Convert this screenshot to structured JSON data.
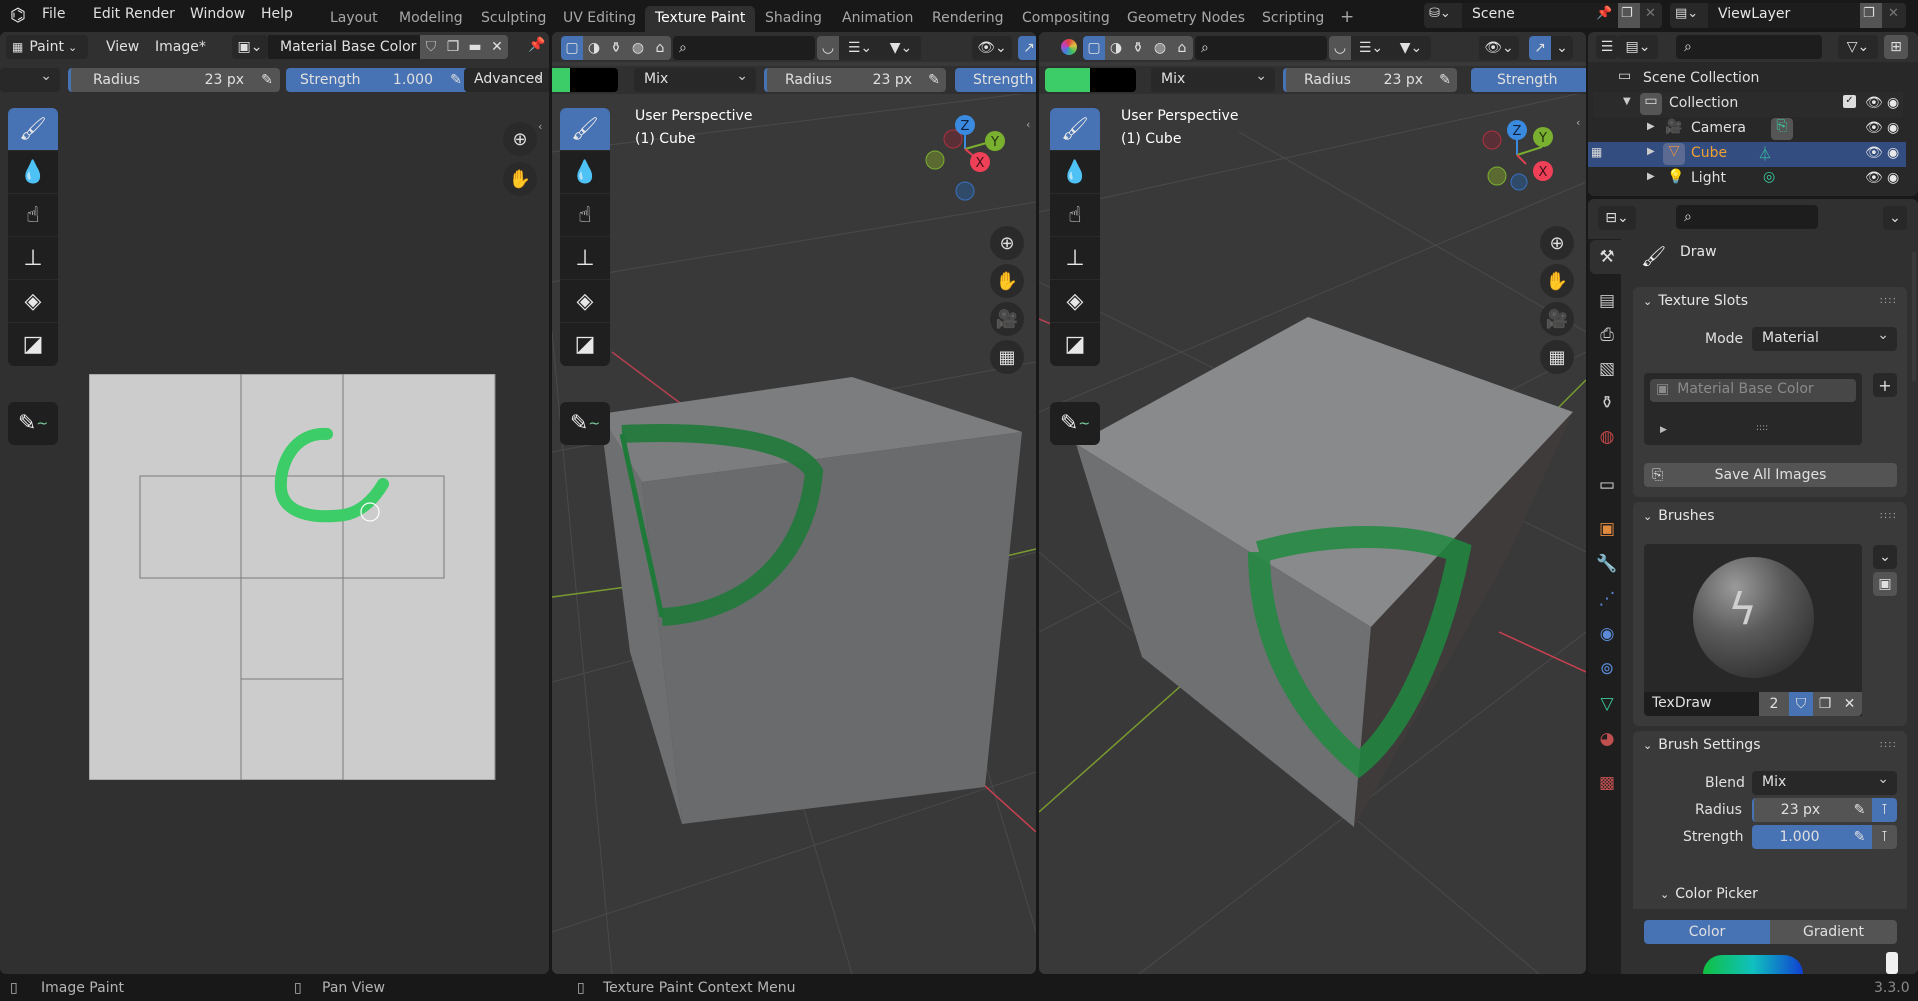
{
  "topbar": {
    "menus": [
      "File",
      "Edit",
      "Render",
      "Window",
      "Help"
    ],
    "workspaces": [
      "Layout",
      "Modeling",
      "Sculpting",
      "UV Editing",
      "Texture Paint",
      "Shading",
      "Animation",
      "Rendering",
      "Compositing",
      "Geometry Nodes",
      "Scripting"
    ],
    "active_workspace": "Texture Paint",
    "add_workspace": "+",
    "scene": "Scene",
    "view_layer": "ViewLayer"
  },
  "image_editor": {
    "mode": "Paint",
    "view_menu": "View",
    "image_menu": "Image*",
    "image_name": "Material Base Color",
    "radius_label": "Radius",
    "radius_value": "23 px",
    "strength_label": "Strength",
    "strength_value": "1.000",
    "advanced": "Advanced",
    "tools": [
      "draw",
      "soften",
      "smear",
      "clone",
      "fill",
      "mask"
    ]
  },
  "viewport1": {
    "blend": "Mix",
    "radius_label": "Radius",
    "radius_value": "23 px",
    "strength_label": "Strength",
    "perspective": "User Perspective",
    "object": "(1) Cube",
    "primary_color": "#3ccc68",
    "secondary_color": "#000000"
  },
  "viewport2": {
    "blend": "Mix",
    "radius_label": "Radius",
    "radius_value": "23 px",
    "strength_label": "Strength",
    "perspective": "User Perspective",
    "object": "(1) Cube",
    "primary_color": "#3ccc68",
    "secondary_color": "#000000"
  },
  "gizmo": {
    "x": "X",
    "y": "Y",
    "z": "Z"
  },
  "outliner": {
    "scene_collection": "Scene Collection",
    "items": [
      {
        "name": "Collection",
        "type": "collection"
      },
      {
        "name": "Camera",
        "type": "camera"
      },
      {
        "name": "Cube",
        "type": "mesh",
        "selected": true
      },
      {
        "name": "Light",
        "type": "light"
      }
    ]
  },
  "properties": {
    "tool_name": "Draw",
    "texture_slots": {
      "title": "Texture Slots",
      "mode_label": "Mode",
      "mode_value": "Material",
      "slot": "Material Base Color",
      "save_all": "Save All Images"
    },
    "brushes": {
      "title": "Brushes",
      "brush_name": "TexDraw",
      "users": "2"
    },
    "brush_settings": {
      "title": "Brush Settings",
      "blend_label": "Blend",
      "blend_value": "Mix",
      "radius_label": "Radius",
      "radius_value": "23 px",
      "strength_label": "Strength",
      "strength_value": "1.000"
    },
    "color_picker": {
      "title": "Color Picker",
      "tab_color": "Color",
      "tab_gradient": "Gradient"
    }
  },
  "statusbar": {
    "left": "Image Paint",
    "middle": "Pan View",
    "right": "Texture Paint Context Menu",
    "version": "3.3.0"
  }
}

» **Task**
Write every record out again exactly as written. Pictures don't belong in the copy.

» **Written solution**
Convert this screenshot to structured JSON data.
{
  "topbar": {
    "menus": [
      "File",
      "Edit",
      "Render",
      "Window",
      "Help"
    ],
    "workspaces": [
      "Layout",
      "Modeling",
      "Sculpting",
      "UV Editing",
      "Texture Paint",
      "Shading",
      "Animation",
      "Rendering",
      "Compositing",
      "Geometry Nodes",
      "Scripting"
    ],
    "active_workspace": "Texture Paint",
    "add_workspace": "+",
    "scene": "Scene",
    "view_layer": "ViewLayer"
  },
  "image_editor": {
    "mode": "Paint",
    "view_menu": "View",
    "image_menu": "Image*",
    "image_name": "Material Base Color",
    "radius_label": "Radius",
    "radius_value": "23 px",
    "strength_label": "Strength",
    "strength_value": "1.000",
    "advanced": "Advanced",
    "tools": [
      "draw",
      "soften",
      "smear",
      "clone",
      "fill",
      "mask"
    ]
  },
  "viewport1": {
    "blend": "Mix",
    "radius_label": "Radius",
    "radius_value": "23 px",
    "strength_label": "Strength",
    "perspective": "User Perspective",
    "object": "(1) Cube",
    "primary_color": "#3ccc68",
    "secondary_color": "#000000"
  },
  "viewport2": {
    "blend": "Mix",
    "radius_label": "Radius",
    "radius_value": "23 px",
    "strength_label": "Strength",
    "perspective": "User Perspective",
    "object": "(1) Cube",
    "primary_color": "#3ccc68",
    "secondary_color": "#000000"
  },
  "gizmo": {
    "x": "X",
    "y": "Y",
    "z": "Z"
  },
  "outliner": {
    "scene_collection": "Scene Collection",
    "items": [
      {
        "name": "Collection",
        "type": "collection"
      },
      {
        "name": "Camera",
        "type": "camera"
      },
      {
        "name": "Cube",
        "type": "mesh",
        "selected": true
      },
      {
        "name": "Light",
        "type": "light"
      }
    ]
  },
  "properties": {
    "tool_name": "Draw",
    "texture_slots": {
      "title": "Texture Slots",
      "mode_label": "Mode",
      "mode_value": "Material",
      "slot": "Material Base Color",
      "save_all": "Save All Images"
    },
    "brushes": {
      "title": "Brushes",
      "brush_name": "TexDraw",
      "users": "2"
    },
    "brush_settings": {
      "title": "Brush Settings",
      "blend_label": "Blend",
      "blend_value": "Mix",
      "radius_label": "Radius",
      "radius_value": "23 px",
      "strength_label": "Strength",
      "strength_value": "1.000"
    },
    "color_picker": {
      "title": "Color Picker",
      "tab_color": "Color",
      "tab_gradient": "Gradient"
    }
  },
  "statusbar": {
    "left": "Image Paint",
    "middle": "Pan View",
    "right": "Texture Paint Context Menu",
    "version": "3.3.0"
  }
}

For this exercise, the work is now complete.